  1. Nuclear energy is an industry run by giant, evil corporations with no regard for human life
  2. Information conveyed by nuclear experts and supporters is chiefly in service to the above
  3. Therefore, technical experts in nuclear are untrustworthy.
Hence we get have people resorting to "folk science" (in other words, lies) peddled by hucksters with their own agendas - be they political or economic in nature. (One can already begin to see the irony forming here.) Or you get the "proud ignorance" - "I don't need to know anything to know this is dangerous and you're lying to me!"

How do we get around this? I confess that I'm not an expert in this realm (I mean, after all, my first thought reading the above comments was to simply apply palm to face and mutter, "Windmills do not work that way!") But it does seem like there is a strong need to present a human element to this, conveying above all else that we, too share their (valid) concerns over the health and safety of our respective loved ones, and as such we have the utmost interest in obtaining and conveying accurate information.

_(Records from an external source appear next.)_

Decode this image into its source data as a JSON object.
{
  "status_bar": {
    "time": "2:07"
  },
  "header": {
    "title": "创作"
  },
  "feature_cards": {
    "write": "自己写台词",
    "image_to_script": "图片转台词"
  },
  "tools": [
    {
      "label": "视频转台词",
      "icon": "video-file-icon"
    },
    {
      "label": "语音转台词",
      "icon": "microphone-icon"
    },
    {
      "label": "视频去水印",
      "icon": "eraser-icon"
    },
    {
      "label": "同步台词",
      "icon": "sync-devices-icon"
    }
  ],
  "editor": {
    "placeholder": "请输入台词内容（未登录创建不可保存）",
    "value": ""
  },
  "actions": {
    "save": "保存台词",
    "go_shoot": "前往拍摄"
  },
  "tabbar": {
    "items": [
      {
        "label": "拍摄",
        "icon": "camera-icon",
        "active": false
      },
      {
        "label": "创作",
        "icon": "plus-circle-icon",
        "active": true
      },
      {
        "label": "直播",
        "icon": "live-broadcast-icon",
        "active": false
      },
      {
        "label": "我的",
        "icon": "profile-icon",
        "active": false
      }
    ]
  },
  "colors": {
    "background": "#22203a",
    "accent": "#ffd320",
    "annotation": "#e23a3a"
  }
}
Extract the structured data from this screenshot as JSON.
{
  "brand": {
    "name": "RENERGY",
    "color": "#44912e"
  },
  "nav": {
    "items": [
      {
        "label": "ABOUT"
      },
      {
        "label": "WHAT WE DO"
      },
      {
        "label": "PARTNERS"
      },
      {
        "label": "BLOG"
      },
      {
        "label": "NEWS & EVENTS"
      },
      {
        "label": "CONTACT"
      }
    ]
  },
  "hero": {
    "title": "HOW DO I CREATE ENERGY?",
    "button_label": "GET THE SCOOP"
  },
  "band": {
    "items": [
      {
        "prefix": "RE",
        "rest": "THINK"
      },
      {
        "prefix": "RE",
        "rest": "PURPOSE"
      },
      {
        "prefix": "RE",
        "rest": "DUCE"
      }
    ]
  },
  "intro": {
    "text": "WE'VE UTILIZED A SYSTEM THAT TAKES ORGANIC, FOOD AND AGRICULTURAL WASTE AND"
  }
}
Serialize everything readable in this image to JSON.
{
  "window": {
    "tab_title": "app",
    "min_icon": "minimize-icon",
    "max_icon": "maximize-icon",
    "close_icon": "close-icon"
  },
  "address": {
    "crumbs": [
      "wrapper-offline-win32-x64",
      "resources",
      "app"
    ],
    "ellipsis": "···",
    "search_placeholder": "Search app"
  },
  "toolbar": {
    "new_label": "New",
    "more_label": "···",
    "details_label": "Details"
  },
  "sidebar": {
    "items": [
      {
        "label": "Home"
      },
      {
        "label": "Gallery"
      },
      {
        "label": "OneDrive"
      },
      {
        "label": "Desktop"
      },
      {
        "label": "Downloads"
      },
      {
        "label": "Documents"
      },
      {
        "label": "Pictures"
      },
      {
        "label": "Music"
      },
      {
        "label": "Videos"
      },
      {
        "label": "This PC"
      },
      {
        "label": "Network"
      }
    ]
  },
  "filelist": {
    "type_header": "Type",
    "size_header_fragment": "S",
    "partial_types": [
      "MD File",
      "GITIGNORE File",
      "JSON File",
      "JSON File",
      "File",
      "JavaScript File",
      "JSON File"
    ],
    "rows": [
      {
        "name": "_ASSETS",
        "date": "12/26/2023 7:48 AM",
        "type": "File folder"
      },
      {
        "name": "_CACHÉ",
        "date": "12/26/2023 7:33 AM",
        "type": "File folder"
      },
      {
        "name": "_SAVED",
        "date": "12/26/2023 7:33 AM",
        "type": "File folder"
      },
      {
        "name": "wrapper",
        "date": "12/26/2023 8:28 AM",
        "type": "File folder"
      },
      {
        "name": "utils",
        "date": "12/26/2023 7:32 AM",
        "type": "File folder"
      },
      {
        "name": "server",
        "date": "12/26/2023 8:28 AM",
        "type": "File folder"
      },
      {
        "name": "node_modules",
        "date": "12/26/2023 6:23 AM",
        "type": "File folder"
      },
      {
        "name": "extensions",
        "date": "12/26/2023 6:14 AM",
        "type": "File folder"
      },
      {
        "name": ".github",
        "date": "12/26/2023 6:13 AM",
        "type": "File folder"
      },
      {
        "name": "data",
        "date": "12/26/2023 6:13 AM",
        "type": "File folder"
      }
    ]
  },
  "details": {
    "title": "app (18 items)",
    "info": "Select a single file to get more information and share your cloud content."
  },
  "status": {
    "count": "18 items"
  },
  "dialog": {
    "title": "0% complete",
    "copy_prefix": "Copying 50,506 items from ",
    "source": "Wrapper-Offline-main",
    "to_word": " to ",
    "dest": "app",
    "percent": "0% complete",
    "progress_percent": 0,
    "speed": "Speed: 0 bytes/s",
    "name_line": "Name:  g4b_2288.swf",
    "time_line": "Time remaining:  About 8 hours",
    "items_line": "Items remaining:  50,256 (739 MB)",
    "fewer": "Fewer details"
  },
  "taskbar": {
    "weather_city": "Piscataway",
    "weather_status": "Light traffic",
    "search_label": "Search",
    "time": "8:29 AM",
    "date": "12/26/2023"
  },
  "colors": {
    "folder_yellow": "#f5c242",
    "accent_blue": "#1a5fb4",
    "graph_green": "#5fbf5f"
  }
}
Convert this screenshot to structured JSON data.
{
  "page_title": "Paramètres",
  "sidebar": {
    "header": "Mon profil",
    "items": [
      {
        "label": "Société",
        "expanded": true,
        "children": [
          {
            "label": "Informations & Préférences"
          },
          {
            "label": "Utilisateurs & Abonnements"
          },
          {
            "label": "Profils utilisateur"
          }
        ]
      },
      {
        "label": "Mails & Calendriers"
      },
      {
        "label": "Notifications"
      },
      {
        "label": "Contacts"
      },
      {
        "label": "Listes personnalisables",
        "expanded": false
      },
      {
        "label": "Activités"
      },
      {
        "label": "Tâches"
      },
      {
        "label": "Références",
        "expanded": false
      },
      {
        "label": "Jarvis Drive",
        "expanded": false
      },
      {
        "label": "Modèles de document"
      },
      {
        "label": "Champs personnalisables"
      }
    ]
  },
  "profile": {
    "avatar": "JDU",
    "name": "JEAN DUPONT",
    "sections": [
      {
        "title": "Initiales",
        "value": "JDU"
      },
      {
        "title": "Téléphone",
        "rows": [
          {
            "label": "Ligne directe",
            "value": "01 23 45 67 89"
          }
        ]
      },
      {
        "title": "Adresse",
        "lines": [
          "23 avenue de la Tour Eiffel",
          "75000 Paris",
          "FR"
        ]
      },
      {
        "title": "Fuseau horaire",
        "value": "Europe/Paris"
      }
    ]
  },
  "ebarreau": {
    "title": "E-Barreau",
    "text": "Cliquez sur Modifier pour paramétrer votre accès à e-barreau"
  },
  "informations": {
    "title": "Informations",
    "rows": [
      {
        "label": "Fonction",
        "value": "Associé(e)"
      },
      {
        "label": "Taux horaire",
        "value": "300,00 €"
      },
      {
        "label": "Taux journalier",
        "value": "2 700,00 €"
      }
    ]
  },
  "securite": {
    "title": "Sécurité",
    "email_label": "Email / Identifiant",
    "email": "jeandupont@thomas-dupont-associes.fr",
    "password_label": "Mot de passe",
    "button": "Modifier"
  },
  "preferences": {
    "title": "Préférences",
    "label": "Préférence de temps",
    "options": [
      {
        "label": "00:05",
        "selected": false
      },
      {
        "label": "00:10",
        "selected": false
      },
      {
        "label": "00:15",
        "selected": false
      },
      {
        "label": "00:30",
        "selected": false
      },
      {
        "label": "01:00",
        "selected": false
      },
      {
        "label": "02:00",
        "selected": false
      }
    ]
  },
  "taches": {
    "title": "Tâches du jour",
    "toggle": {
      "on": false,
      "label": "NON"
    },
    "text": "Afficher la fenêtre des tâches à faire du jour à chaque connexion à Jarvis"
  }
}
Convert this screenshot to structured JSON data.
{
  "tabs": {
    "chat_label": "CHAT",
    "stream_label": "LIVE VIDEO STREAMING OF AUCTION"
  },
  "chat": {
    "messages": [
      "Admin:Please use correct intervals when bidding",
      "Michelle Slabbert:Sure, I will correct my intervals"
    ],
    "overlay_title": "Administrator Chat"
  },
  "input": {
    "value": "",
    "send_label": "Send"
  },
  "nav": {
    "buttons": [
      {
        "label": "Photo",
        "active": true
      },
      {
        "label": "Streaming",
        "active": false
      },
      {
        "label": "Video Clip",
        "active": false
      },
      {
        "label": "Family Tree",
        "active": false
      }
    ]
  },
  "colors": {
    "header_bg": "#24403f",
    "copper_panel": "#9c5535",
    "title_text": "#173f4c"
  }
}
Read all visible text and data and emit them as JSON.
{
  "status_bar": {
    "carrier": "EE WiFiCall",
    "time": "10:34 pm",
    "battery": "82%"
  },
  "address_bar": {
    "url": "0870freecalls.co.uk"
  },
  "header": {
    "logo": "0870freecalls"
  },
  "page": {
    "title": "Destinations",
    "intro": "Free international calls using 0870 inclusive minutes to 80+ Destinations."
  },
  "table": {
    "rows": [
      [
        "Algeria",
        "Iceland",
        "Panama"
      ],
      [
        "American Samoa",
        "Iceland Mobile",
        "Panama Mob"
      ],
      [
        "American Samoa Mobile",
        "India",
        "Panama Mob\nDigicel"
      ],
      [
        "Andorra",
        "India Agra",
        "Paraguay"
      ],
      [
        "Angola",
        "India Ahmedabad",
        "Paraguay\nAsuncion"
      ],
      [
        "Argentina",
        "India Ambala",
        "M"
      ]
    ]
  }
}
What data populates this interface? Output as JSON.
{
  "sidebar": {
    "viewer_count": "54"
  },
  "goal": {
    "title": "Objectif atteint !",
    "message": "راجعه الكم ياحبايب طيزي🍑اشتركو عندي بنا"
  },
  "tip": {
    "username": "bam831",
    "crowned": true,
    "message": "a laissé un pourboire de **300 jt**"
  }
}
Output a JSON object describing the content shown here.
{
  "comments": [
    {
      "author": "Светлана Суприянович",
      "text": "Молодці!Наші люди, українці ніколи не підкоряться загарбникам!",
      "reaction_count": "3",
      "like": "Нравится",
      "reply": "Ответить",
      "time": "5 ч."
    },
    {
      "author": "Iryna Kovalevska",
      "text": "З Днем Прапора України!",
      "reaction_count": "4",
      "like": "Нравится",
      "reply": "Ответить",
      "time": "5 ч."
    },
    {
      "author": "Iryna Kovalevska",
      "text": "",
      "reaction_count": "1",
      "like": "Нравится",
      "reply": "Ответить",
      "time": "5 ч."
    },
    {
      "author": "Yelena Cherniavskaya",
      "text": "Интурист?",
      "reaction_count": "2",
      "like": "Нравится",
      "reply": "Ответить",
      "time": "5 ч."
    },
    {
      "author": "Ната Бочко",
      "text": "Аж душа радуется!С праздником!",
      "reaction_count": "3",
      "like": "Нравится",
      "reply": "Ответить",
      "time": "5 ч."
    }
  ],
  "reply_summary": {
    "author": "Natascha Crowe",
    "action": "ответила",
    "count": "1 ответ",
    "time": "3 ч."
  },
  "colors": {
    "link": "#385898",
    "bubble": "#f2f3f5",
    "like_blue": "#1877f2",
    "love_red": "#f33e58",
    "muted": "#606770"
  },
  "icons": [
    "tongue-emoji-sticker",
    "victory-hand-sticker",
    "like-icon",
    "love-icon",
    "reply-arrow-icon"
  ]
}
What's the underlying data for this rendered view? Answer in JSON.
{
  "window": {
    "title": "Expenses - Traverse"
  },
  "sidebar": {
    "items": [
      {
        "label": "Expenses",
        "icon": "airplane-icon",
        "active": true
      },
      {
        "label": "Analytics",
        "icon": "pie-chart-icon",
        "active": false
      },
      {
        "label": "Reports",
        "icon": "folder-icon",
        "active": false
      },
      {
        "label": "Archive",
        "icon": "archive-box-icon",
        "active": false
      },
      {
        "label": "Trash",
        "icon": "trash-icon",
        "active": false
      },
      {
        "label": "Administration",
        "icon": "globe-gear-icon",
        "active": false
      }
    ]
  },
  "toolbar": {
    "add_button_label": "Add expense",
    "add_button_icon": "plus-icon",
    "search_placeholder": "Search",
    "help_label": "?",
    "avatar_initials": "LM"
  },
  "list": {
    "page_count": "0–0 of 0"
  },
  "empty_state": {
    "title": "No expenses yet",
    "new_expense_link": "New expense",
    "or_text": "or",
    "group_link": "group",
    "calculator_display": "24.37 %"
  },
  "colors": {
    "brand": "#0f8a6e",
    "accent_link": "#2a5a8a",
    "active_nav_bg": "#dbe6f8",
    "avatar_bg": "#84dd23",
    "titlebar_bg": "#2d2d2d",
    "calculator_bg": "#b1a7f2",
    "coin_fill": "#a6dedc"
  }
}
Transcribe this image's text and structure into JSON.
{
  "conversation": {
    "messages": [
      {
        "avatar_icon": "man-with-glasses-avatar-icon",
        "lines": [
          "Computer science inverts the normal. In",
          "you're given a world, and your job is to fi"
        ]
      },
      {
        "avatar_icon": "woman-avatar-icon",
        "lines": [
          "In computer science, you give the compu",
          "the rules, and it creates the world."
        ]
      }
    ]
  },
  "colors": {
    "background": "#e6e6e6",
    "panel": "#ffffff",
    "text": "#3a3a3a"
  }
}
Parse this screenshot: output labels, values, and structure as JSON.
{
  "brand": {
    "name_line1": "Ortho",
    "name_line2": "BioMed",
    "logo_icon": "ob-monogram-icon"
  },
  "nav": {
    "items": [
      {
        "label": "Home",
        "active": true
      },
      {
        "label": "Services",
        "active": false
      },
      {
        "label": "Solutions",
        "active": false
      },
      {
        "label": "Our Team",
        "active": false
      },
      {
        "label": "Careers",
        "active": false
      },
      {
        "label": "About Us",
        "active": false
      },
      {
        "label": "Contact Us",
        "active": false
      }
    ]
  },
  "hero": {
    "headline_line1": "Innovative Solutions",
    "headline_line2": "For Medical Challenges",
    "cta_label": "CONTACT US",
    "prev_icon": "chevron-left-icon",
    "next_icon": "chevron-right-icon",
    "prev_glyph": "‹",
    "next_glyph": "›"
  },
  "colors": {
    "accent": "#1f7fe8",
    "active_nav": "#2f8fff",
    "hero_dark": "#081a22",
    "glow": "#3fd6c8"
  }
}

Of course, a lot of us do this already - sometimes on a daily basis. A large part of the problem seems like an inability to penetrate "hardened" ideological structures where such ideas are formed and reinforced. And certainly, this applies far more broadly than just nuclear technology - think global warming, for example - a near-mirror image of this same phenomenon can be observed (accusations of science being manipulated for economic and political interests, etc.) If anything then, this seems to speak of a larger societal problem in conveying scientific and technical information about risk to the public.